((

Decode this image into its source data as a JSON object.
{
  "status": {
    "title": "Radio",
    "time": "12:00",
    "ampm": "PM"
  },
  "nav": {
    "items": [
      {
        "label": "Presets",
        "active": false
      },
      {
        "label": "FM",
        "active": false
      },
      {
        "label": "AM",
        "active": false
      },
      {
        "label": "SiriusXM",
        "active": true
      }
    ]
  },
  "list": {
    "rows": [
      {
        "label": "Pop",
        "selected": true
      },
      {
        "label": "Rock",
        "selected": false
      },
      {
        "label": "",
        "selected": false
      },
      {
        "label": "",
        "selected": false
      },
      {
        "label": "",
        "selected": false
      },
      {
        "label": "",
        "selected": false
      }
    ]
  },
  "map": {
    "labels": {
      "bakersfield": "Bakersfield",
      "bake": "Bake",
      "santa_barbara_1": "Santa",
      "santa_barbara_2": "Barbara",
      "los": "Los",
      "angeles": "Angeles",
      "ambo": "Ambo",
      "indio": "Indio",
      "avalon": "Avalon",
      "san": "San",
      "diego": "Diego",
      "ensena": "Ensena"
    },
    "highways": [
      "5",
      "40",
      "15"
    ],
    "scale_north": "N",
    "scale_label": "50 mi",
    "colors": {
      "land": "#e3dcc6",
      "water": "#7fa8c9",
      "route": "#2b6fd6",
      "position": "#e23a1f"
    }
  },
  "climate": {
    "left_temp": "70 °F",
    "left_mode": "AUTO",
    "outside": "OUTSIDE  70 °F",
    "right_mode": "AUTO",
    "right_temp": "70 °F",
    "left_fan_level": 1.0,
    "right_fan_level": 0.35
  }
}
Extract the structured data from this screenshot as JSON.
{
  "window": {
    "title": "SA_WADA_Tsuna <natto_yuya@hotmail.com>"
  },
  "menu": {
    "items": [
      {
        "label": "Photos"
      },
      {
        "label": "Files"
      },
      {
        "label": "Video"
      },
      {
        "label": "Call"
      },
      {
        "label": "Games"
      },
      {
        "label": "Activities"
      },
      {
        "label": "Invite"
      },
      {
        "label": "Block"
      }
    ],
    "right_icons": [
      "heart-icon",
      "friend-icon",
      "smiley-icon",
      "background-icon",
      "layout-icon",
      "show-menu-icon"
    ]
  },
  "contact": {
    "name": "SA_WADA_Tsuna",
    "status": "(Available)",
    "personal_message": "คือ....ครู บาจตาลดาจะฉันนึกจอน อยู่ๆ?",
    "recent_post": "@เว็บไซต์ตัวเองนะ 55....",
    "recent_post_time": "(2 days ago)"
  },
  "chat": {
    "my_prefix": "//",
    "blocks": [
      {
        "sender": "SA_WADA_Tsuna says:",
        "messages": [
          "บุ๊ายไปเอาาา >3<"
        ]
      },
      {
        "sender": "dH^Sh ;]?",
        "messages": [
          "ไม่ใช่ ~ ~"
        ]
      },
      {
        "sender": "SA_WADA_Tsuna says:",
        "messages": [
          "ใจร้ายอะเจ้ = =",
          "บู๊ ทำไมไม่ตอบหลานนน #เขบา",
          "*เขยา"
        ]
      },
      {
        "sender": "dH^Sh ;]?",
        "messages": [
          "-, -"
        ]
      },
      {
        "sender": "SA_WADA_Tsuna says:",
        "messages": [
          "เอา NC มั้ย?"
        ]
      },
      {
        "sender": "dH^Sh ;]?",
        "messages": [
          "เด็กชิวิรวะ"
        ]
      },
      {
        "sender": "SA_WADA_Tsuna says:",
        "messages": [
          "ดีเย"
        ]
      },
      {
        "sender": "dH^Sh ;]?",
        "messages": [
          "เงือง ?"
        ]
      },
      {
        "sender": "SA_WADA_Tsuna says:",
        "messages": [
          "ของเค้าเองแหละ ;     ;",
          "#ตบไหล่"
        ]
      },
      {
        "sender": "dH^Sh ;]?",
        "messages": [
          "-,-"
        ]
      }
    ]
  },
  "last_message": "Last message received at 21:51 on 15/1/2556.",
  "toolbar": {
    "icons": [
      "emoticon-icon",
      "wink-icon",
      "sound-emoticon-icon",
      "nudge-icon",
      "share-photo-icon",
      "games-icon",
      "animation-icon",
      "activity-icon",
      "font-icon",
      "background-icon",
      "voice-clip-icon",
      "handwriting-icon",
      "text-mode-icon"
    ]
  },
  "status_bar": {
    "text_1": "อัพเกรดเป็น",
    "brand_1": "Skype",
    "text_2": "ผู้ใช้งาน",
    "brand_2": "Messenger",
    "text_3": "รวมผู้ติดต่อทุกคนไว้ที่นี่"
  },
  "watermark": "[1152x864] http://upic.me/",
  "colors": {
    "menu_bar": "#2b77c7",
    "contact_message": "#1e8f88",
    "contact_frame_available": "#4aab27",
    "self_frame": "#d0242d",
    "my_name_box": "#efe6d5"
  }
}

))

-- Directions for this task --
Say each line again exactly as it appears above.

-- Response to the exercise --
Decode this image into its source data as a JSON object.
{
  "status": {
    "title": "Radio",
    "time": "12:00",
    "ampm": "PM"
  },
  "nav": {
    "items": [
      {
        "label": "Presets",
        "active": false
      },
      {
        "label": "FM",
        "active": false
      },
      {
        "label": "AM",
        "active": false
      },
      {
        "label": "SiriusXM",
        "active": true
      }
    ]
  },
  "list": {
    "rows": [
      {
        "label": "Pop",
        "selected": true
      },
      {
        "label": "Rock",
        "selected": false
      },
      {
        "label": "",
        "selected": false
      },
      {
        "label": "",
        "selected": false
      },
      {
        "label": "",
        "selected": false
      },
      {
        "label": "",
        "selected": false
      }
    ]
  },
  "map": {
    "labels": {
      "bakersfield": "Bakersfield",
      "bake": "Bake",
      "santa_barbara_1": "Santa",
      "santa_barbara_2": "Barbara",
      "los": "Los",
      "angeles": "Angeles",
      "ambo": "Ambo",
      "indio": "Indio",
      "avalon": "Avalon",
      "san": "San",
      "diego": "Diego",
      "ensena": "Ensena"
    },
    "highways": [
      "5",
      "40",
      "15"
    ],
    "scale_north": "N",
    "scale_label": "50 mi",
    "colors": {
      "land": "#e3dcc6",
      "water": "#7fa8c9",
      "route": "#2b6fd6",
      "position": "#e23a1f"
    }
  },
  "climate": {
    "left_temp": "70 °F",
    "left_mode": "AUTO",
    "outside": "OUTSIDE  70 °F",
    "right_mode": "AUTO",
    "right_temp": "70 °F",
    "left_fan_level": 1.0,
    "right_fan_level": 0.35
  }
}
Extract the structured data from this screenshot as JSON.
{
  "window": {
    "title": "SA_WADA_Tsuna <natto_yuya@hotmail.com>"
  },
  "menu": {
    "items": [
      {
        "label": "Photos"
      },
      {
        "label": "Files"
      },
      {
        "label": "Video"
      },
      {
        "label": "Call"
      },
      {
        "label": "Games"
      },
      {
        "label": "Activities"
      },
      {
        "label": "Invite"
      },
      {
        "label": "Block"
      }
    ],
    "right_icons": [
      "heart-icon",
      "friend-icon",
      "smiley-icon",
      "background-icon",
      "layout-icon",
      "show-menu-icon"
    ]
  },
  "contact": {
    "name": "SA_WADA_Tsuna",
    "status": "(Available)",
    "personal_message": "คือ....ครู บาจตาลดาจะฉันนึกจอน อยู่ๆ?",
    "recent_post": "@เว็บไซต์ตัวเองนะ 55....",
    "recent_post_time": "(2 days ago)"
  },
  "chat": {
    "my_prefix": "//",
    "blocks": [
      {
        "sender": "SA_WADA_Tsuna says:",
        "messages": [
          "บุ๊ายไปเอาาา >3<"
        ]
      },
      {
        "sender": "dH^Sh ;]?",
        "messages": [
          "ไม่ใช่ ~ ~"
        ]
      },
      {
        "sender": "SA_WADA_Tsuna says:",
        "messages": [
          "ใจร้ายอะเจ้ = =",
          "บู๊ ทำไมไม่ตอบหลานนน #เขบา",
          "*เขยา"
        ]
      },
      {
        "sender": "dH^Sh ;]?",
        "messages": [
          "-, -"
        ]
      },
      {
        "sender": "SA_WADA_Tsuna says:",
        "messages": [
          "เอา NC มั้ย?"
        ]
      },
      {
        "sender": "dH^Sh ;]?",
        "messages": [
          "เด็กชิวิรวะ"
        ]
      },
      {
        "sender": "SA_WADA_Tsuna says:",
        "messages": [
          "ดีเย"
        ]
      },
      {
        "sender": "dH^Sh ;]?",
        "messages": [
          "เงือง ?"
        ]
      },
      {
        "sender": "SA_WADA_Tsuna says:",
        "messages": [
          "ของเค้าเองแหละ ;     ;",
          "#ตบไหล่"
        ]
      },
      {
        "sender": "dH^Sh ;]?",
        "messages": [
          "-,-"
        ]
      }
    ]
  },
  "last_message": "Last message received at 21:51 on 15/1/2556.",
  "toolbar": {
    "icons": [
      "emoticon-icon",
      "wink-icon",
      "sound-emoticon-icon",
      "nudge-icon",
      "share-photo-icon",
      "games-icon",
      "animation-icon",
      "activity-icon",
      "font-icon",
      "background-icon",
      "voice-clip-icon",
      "handwriting-icon",
      "text-mode-icon"
    ]
  },
  "status_bar": {
    "text_1": "อัพเกรดเป็น",
    "brand_1": "Skype",
    "text_2": "ผู้ใช้งาน",
    "brand_2": "Messenger",
    "text_3": "รวมผู้ติดต่อทุกคนไว้ที่นี่"
  },
  "watermark": "[1152x864] http://upic.me/",
  "colors": {
    "menu_bar": "#2b77c7",
    "contact_message": "#1e8f88",
    "contact_frame_available": "#4aab27",
    "self_frame": "#d0242d",
    "my_name_box": "#efe6d5"
  }
}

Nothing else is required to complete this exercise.